What are UTM coordinates and what are they useful for? How can they be useful for entering waypoints for your Android GPS app?

UTM stands for the **Universal Transverse Mercator** coordinate system. It is another way of specifying waypoints, in addition to longitude and latitude.

Whether you want to use UTM coordinates depends on the source of your data. Many printed topo maps have grids in UTM. If you have a guidebook or other printed material that publishes coordinates in UTM, chances are you want to use UTM coordinates.

Why? Well, most people can't convert longitude and latitude to UTM in their head. In fact, a computer program to convert coordinates will often use several hundred lines of instructions.

Here is an example of entering coordinates in BackCountry Navigator. On the left are the coordinates in longitude and latitude. On the right is the same coordinate entered in UTM.

This coordinate, 10 T 546542 5056337, has four parts total:

- 10 refers to the UTM Zone, one of 60 zones on the earth.
- T is the latitude band.
- 5465422 is the EASTING value, measuring position in the horizontal direction.
- 5056337 is the Northing Value, measuring position in the vertical direction.

The other reason why you would use UTM Coordinates in an Android GPS app is to be able to report your coordinates to someone else who is using UTM. Search and Rescue groups, for example, often like to use UTM Coordinates.

When you turn on the UTM Coordinate setting in BackCountry Navigator, you will also see UTM Coordinates in the trip computer.

Above, you can see that the longitude space, instead of degrees, contains a Zone, latitude band, and easting value, while the latitude space contains a northing value.

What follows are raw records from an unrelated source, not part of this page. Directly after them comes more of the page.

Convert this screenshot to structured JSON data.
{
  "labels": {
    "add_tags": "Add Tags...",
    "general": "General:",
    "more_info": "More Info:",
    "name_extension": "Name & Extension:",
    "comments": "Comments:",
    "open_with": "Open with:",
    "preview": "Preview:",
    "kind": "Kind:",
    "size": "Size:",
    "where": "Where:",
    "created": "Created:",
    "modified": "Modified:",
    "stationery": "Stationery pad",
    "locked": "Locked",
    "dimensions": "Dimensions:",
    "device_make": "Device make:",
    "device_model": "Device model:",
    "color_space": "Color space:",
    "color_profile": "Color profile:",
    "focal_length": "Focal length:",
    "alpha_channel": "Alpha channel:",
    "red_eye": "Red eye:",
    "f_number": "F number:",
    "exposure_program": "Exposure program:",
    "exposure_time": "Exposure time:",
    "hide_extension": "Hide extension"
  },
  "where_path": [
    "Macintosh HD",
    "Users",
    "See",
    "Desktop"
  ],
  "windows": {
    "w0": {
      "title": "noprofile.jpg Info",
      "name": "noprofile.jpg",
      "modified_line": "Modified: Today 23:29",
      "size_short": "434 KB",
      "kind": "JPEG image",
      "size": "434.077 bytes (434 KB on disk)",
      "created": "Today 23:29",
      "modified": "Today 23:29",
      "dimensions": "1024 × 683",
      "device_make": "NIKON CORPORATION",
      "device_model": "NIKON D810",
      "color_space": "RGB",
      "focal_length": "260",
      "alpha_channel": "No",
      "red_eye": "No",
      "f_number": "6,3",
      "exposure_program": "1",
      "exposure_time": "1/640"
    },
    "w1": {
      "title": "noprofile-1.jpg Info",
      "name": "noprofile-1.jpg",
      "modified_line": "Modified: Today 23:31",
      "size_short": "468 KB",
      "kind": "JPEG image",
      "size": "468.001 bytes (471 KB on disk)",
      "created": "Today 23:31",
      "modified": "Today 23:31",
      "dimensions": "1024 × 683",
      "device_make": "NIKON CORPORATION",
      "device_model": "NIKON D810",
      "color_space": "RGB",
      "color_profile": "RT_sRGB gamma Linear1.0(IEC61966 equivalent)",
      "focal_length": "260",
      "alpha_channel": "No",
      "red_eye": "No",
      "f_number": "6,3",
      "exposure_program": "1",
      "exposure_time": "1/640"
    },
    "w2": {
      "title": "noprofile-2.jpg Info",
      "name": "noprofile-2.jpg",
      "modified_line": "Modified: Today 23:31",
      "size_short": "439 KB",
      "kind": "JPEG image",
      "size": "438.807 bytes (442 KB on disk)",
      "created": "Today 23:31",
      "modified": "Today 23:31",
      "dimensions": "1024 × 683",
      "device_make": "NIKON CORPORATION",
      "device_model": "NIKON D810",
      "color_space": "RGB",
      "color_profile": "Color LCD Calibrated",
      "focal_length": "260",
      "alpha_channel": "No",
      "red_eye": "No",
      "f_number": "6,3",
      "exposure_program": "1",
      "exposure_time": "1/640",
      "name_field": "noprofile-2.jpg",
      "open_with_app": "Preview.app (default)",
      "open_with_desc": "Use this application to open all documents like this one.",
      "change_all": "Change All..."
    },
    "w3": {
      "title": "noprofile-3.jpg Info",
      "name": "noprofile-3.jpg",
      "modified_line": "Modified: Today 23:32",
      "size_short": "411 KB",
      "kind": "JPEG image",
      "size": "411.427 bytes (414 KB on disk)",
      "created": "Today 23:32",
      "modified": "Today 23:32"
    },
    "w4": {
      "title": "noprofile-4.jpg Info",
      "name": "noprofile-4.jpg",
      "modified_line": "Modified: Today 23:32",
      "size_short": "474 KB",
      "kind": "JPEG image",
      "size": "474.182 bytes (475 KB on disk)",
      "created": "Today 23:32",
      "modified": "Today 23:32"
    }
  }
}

This is not all there is to learn about UTM coordinates, but hopefully this is useful to those using UTM coordinates on their Android phone.

Thanks so much for putting the time in to make this happen! I know I’ll put it to use in the SAR field!

Dave

How do you enter lat/long co-ordinates to navigate to a point? Do you know by chance.

I notice that it looks like they omit the N or S in front of the co-ordinates. That also seems to be the format for the W or E co-ordinates.

I want to take the co-ordinates of a survey map and find the corner pegs

I have been using lat/long to navigate airplanes around the world for years. Will the EVO 4G work in the air with GPS?

Thanks,

Dennis

Hi, I have been using my GPS in UTM mode since that is what we use in the field, but I am trying to figure out wether it is in NAD 27, NAD 83 or WGS 84. It is my first week playing around with the software. I know very little about understanding these things and perhaps there is a very easy way to figure it out, but a little help would be appreciated….

Thanks,

Rebecca

this is a question that needs to be answered. giving someone coordinates based on one datum can put them off by hundreds of meters if they use these coordinates on another datum or even if plotting onto or from a map